%%

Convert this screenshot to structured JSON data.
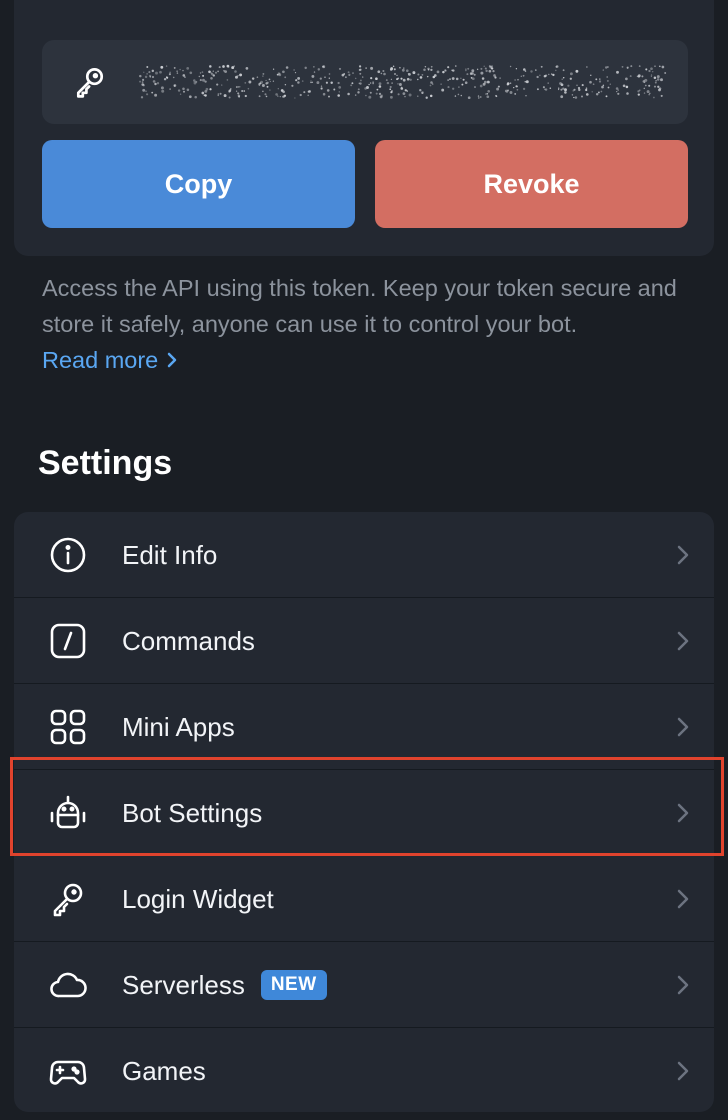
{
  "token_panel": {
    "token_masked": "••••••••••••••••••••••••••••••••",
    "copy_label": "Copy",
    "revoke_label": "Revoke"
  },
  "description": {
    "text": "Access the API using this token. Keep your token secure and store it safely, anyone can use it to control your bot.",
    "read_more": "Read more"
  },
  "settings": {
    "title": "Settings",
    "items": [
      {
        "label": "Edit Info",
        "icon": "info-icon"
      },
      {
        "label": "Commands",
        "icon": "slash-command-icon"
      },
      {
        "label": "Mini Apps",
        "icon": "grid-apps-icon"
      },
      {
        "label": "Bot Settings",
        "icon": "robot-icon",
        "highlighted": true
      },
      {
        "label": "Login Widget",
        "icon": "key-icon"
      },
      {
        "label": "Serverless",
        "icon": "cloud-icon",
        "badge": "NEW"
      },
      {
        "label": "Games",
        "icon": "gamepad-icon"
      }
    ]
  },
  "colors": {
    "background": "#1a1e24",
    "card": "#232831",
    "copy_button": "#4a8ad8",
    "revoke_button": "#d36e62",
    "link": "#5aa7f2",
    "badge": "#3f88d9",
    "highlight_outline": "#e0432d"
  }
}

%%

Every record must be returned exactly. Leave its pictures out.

Convert this screenshot to structured JSON data.
{
  "token_panel": {
    "token_masked": "••••••••••••••••••••••••••••••••",
    "copy_label": "Copy",
    "revoke_label": "Revoke"
  },
  "description": {
    "text": "Access the API using this token. Keep your token secure and store it safely, anyone can use it to control your bot.",
    "read_more": "Read more"
  },
  "settings": {
    "title": "Settings",
    "items": [
      {
        "label": "Edit Info",
        "icon": "info-icon"
      },
      {
        "label": "Commands",
        "icon": "slash-command-icon"
      },
      {
        "label": "Mini Apps",
        "icon": "grid-apps-icon"
      },
      {
        "label": "Bot Settings",
        "icon": "robot-icon",
        "highlighted": true
      },
      {
        "label": "Login Widget",
        "icon": "key-icon"
      },
      {
        "label": "Serverless",
        "icon": "cloud-icon",
        "badge": "NEW"
      },
      {
        "label": "Games",
        "icon": "gamepad-icon"
      }
    ]
  },
  "colors": {
    "background": "#1a1e24",
    "card": "#232831",
    "copy_button": "#4a8ad8",
    "revoke_button": "#d36e62",
    "link": "#5aa7f2",
    "badge": "#3f88d9",
    "highlight_outline": "#e0432d"
  }
}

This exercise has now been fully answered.